The cost of study abroad programs can often be challenging for cash-strapped students, but a scholarship opportunity at the University allows interested students to build scholarship funds by buddying up with an international student on campus.

The LSU Office of International Programs runs the LSU Study Abroad Scholarship. The office assigns domestic students an international student to engage with for the semester. Students earn points, which translate into scholarship funds. Each point is worth $10.

Marissa Baham, program manager at Academic Programs Abroad, said the opportunity is a great way for students to learn about other cultures and lifestyles.

“Students are assigned an international partner, and throughout the semester, they’re like a conversation buddy for someone, or a Louisiana ambassador, a roommate,” Baham said.

In addition to the Study Abroad Scholarship, there are several other scholarships available to apply for on APA’s website. If students want to go during the fall or spring semesters, they can use TOPS funding to pay their tuition.

Jordan Vernon, marketing and outreach coordinator for APA, said study abroad programs are beneficial to students because they are great opportunities for safe travel.

“It just kind of expands your worldview,” Vernon said. “You get to see different people from different walks of life.”

Mass communication senior Julieta Barreto studied abroad in Madrid, Spain, last spring. She said she had wanted to study abroad since seventh grade and that a misconception exists about the cost of studying abroad. She paid about the same rent in Spain as she does in Baton Rouge, and also paid the same tuition for a normal semester.

“The things that you’re paying extra for are the extra trips, but in terms of cost-of-living, it was similar as to what you’d be paying here,” Barreto said.

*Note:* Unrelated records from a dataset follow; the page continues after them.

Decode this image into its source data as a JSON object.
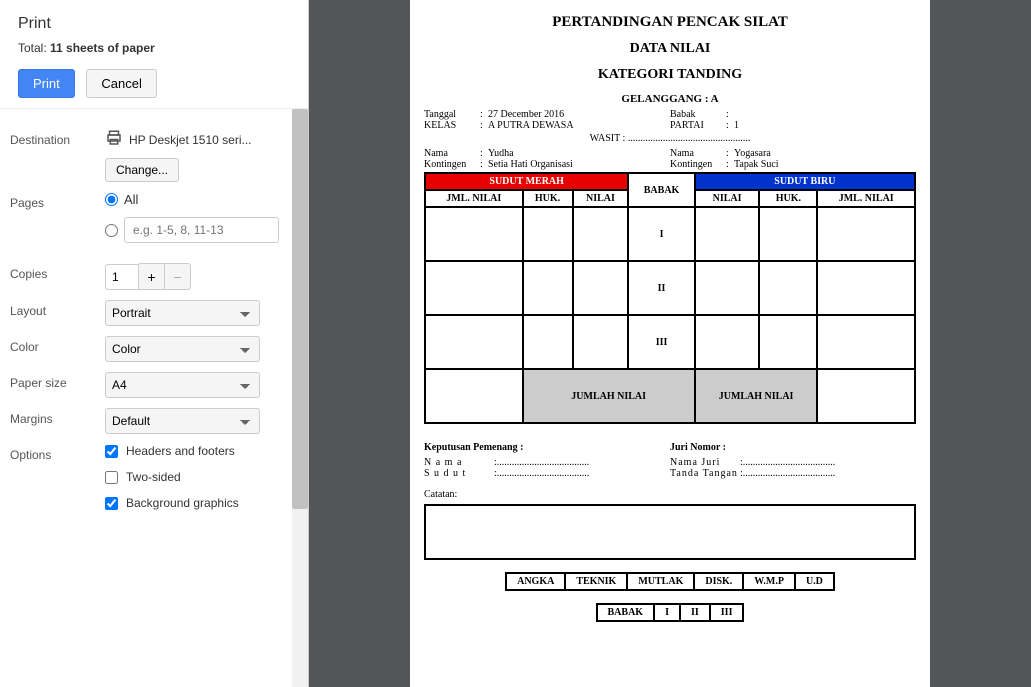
{
  "panel": {
    "title": "Print",
    "total_prefix": "Total: ",
    "total_value": "11 sheets of paper",
    "print_btn": "Print",
    "cancel_btn": "Cancel"
  },
  "destination": {
    "label": "Destination",
    "printer": "HP Deskjet 1510 seri...",
    "change": "Change..."
  },
  "pages": {
    "label": "Pages",
    "all": "All",
    "placeholder": "e.g. 1-5, 8, 11-13"
  },
  "copies": {
    "label": "Copies",
    "value": "1"
  },
  "layout": {
    "label": "Layout",
    "value": "Portrait"
  },
  "color": {
    "label": "Color",
    "value": "Color"
  },
  "paper": {
    "label": "Paper size",
    "value": "A4"
  },
  "margins": {
    "label": "Margins",
    "value": "Default"
  },
  "options": {
    "label": "Options",
    "headers": "Headers and footers",
    "twosided": "Two-sided",
    "bg": "Background graphics"
  },
  "doc": {
    "title1": "PERTANDINGAN PENCAK SILAT",
    "title2": "DATA NILAI",
    "title3": "KATEGORI TANDING",
    "gelanggang": "GELANGGANG : A",
    "tanggal_k": "Tanggal",
    "tanggal_v": "27 December 2016",
    "kelas_k": "KELAS",
    "kelas_v": "A PUTRA DEWASA",
    "babak_k": "Babak",
    "babak_v": "",
    "partai_k": "PARTAI",
    "partai_v": "1",
    "wasit": "WASIT : .................................................",
    "nama1_k": "Nama",
    "nama1_v": "Yudha",
    "kont1_k": "Kontingen",
    "kont1_v": "Setia Hati Organisasi",
    "nama2_k": "Nama",
    "nama2_v": "Yogasara",
    "kont2_k": "Kontingen",
    "kont2_v": "Tapak Suci",
    "sudut_merah": "SUDUT MERAH",
    "sudut_biru": "SUDUT BIRU",
    "babak_hdr": "BABAK",
    "jml_nilai": "JML. NILAI",
    "huk": "HUK.",
    "nilai": "NILAI",
    "r1": "I",
    "r2": "II",
    "r3": "III",
    "jumlah_nilai": "JUMLAH NILAI",
    "kp": "Keputusan Pemenang :",
    "kp_nama": "N a m a",
    "kp_sudut": "S u d u t",
    "jn": "Juri Nomor :",
    "jn_nama": "Nama Juri",
    "jn_tt": "Tanda Tangan",
    "dots": ":.....................................",
    "catatan": "Catatan:",
    "res_angka": "ANGKA",
    "res_teknik": "TEKNIK",
    "res_mutlak": "MUTLAK",
    "res_disk": "DISK.",
    "res_wmp": "W.M.P",
    "res_ud": "U.D",
    "res_babak": "BABAK",
    "res_i": "I",
    "res_ii": "II",
    "res_iii": "III"
  }
}
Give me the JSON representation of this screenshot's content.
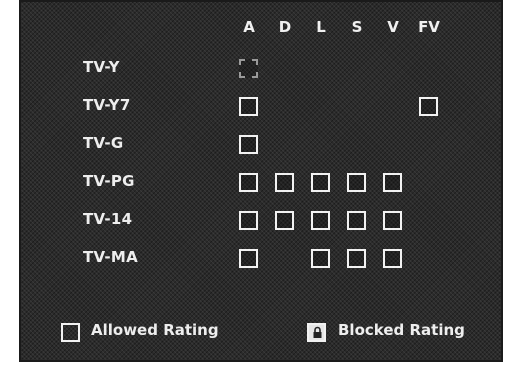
{
  "columns": [
    "A",
    "D",
    "L",
    "S",
    "V",
    "FV"
  ],
  "rows": [
    {
      "label": "TV-Y",
      "cells": [
        "A"
      ]
    },
    {
      "label": "TV-Y7",
      "cells": [
        "A",
        "FV"
      ]
    },
    {
      "label": "TV-G",
      "cells": [
        "A"
      ]
    },
    {
      "label": "TV-PG",
      "cells": [
        "A",
        "D",
        "L",
        "S",
        "V"
      ]
    },
    {
      "label": "TV-14",
      "cells": [
        "A",
        "D",
        "L",
        "S",
        "V"
      ]
    },
    {
      "label": "TV-MA",
      "cells": [
        "A",
        "L",
        "S",
        "V"
      ]
    }
  ],
  "legend": {
    "allowed_label": "Allowed Rating",
    "blocked_label": "Blocked Rating",
    "allowed_icon": "empty-box-icon",
    "blocked_icon": "lock-icon"
  },
  "colors": {
    "background": "#2b2b2b",
    "foreground": "#eeeeee"
  }
}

Barreto had only positive things to say about her time overseas. For instance, she said she had no problem with walking alone at night in Madrid, but said she would not feel safe doing so on campus. She also said her listening abilities improved and she found it easier to be patient when talking to people.

Barreto said at first she had trouble connecting with the other students because many of them had been friends for years, but soon became well-acquainted with them. One of her friends planned on studying abroad in Connecticut, and so they took turns speaking in English and Spanish to help each other improve.

International studies senior and APA peer adviser Courtney Kovacs had similarly positive thoughts on her summer 2018 trip to Granada, Spain.

Her trip was a five-week stay with a local resident. She took two classes at the University of Granada and enjoyed excursions to surrounding areas. She said after just a week she noticed improvement in her Spanish-speaking skills.

“You’re using [Spanish] constantly, in the class, on excursions, at home, anywhere you were walking,” Kovacs said. “Even if you did mess up, the locals were very understanding.”

Kovacs said studying abroad was one of the best things she’s done while in college.

“Honestly just go. If you have any ounce of your body that wants to go travel, just go,” Kovacs said.

Like what you read and want to support student journalism? Click here to donate to The Daily Reveille.

Recommended for you

Load comments